The fund’s dividend yield also seems to be half of what investors could get from Dow Jones Index. This could be because of some of the fund’s top holdings which either have no dividends or very small yields but I still find it surprised that there is this much difference between this fund’s yield and Dow’s yield.
Another thing that surprised me is that the fund doesn’t seem to hold any car companies (as of the time of writing this article which could always change). I actually downloaded the Excel file on the fund’s page to make sure and went through every line and couldn’t find any mentions of any major car companies such as General Motors (GM), Ford (F) or Tesla (TSLA). Combined together, these three car companies generate $430 billion in annual revenues and employ more than 300k people not to mention all those people employed in dealerships, maintenance, supply chains and infrastructure. I’d consider automotive as one of the biggest industrial sectors in America which have an estimated impact of 8 million jobs in the country. Then again one could make the argument that Dow Jones Index doesn’t have any car manufacturers either even though the index used to include at least one car manufacturer for most of its history (General Motors was part of it from 1910s all the way to 2008). Maybe it’s time for Dow to add a car company to its mix again as well.
Industrials sector is one of those sectors that happen to be a major pillar of the American economy (as well as the global economy) and it’s a good idea to be invested in this particular sector but keep in mind that this is a capital intensive business. Manufacturing companies have to constantly invest in new factories, new production facilities, new tools, new ways of building goods, and there is a constant race for securing materials, parts and qualified employees. Many manufacturers have low margins and heavy debt. These companies tend to be highly cyclical and very sensitive to the state of the economy as well as interest rates. When interest rates rise and the economy slows down, they tend to suffer significantly because their fixed costs are too high and they can’t adjust their costs as quickly as let’s say a software company.
When a manufacturing company makes an investment by building a new factory or new supply chain, it can take many years before they recuperate their costs in this new investment.

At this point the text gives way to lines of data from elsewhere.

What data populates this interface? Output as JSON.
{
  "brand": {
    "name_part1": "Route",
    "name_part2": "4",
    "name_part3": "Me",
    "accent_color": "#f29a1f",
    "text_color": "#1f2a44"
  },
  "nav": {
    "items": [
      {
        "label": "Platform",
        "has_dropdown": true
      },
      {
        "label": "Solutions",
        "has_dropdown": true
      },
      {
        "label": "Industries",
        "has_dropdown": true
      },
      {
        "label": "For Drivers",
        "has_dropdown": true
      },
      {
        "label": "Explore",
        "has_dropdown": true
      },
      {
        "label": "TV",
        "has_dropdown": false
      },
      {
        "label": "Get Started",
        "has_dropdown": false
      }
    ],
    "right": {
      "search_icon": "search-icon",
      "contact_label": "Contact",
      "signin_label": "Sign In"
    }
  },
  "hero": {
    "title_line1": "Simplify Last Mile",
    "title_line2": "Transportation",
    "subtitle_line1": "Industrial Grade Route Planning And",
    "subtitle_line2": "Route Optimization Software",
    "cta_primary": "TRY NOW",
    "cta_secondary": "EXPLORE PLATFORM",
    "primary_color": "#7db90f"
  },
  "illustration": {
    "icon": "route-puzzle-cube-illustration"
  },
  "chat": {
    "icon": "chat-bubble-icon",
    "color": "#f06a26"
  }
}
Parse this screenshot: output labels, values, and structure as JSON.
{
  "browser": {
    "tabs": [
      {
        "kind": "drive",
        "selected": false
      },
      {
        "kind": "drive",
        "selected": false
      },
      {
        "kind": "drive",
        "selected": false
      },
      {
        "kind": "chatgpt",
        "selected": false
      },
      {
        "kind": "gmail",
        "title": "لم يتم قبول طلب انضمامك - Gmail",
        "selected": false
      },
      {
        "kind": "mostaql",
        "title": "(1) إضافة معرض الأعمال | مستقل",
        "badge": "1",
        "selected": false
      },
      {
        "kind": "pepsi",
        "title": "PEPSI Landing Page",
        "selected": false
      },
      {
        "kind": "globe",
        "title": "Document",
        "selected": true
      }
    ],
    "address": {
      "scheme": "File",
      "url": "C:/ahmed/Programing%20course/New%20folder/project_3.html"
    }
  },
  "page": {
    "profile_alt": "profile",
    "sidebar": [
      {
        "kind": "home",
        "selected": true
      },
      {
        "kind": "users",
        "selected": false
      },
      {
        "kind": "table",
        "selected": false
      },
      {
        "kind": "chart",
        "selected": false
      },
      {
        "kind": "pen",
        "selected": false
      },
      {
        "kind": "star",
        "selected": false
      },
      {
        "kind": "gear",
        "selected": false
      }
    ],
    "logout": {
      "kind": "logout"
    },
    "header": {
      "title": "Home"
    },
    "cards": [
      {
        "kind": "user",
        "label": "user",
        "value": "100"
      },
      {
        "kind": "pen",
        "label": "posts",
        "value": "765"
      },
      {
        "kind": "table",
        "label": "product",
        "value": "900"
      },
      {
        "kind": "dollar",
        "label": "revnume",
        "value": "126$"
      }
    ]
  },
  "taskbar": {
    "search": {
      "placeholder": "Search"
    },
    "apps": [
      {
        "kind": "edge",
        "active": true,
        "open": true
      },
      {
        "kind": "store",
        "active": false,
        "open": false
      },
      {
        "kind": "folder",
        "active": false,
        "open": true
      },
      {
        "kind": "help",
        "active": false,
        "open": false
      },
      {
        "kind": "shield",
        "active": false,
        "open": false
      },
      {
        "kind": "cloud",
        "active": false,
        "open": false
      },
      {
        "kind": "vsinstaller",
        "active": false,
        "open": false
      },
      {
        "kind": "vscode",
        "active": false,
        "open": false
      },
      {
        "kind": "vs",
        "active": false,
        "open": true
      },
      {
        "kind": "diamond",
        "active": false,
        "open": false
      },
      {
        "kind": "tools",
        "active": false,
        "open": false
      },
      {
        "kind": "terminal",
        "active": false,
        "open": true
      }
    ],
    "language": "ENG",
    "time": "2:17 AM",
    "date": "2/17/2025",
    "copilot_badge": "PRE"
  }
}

Also it’s very difficult for manufacturers to move from one country to another if there are reasons for them to move whether it be a political or economical need. When you are building big, complicated machinery, even missing one material or one part might disrupt production in a major way so these companies have to make sure that their supply chain is intact at all times or find alternative supply chains in case something goes wrong.
This is why industrial companies historically sold at a discount and carried lower multiples but we are not seeing this in this particular fund. The fund’s total P/E is 22 and price to book value is 4.7 which can be considered “pricey” for this particular sector. This is probably driven by high P/E ratios of some of the fund’s top holdings such as Accenture, Visa and Mastercard which trade for P/E ratios in 30s.
This fund isn’t bad per se but investors might be better off buying Dow Jones Index or S&P 500 index it they want a healthy level of exposure to the sector of industrials without giving up much upside. Index funds seem to be doing a better job of this than this particular fund when we look at long term performance differentials although not by a huge margin either.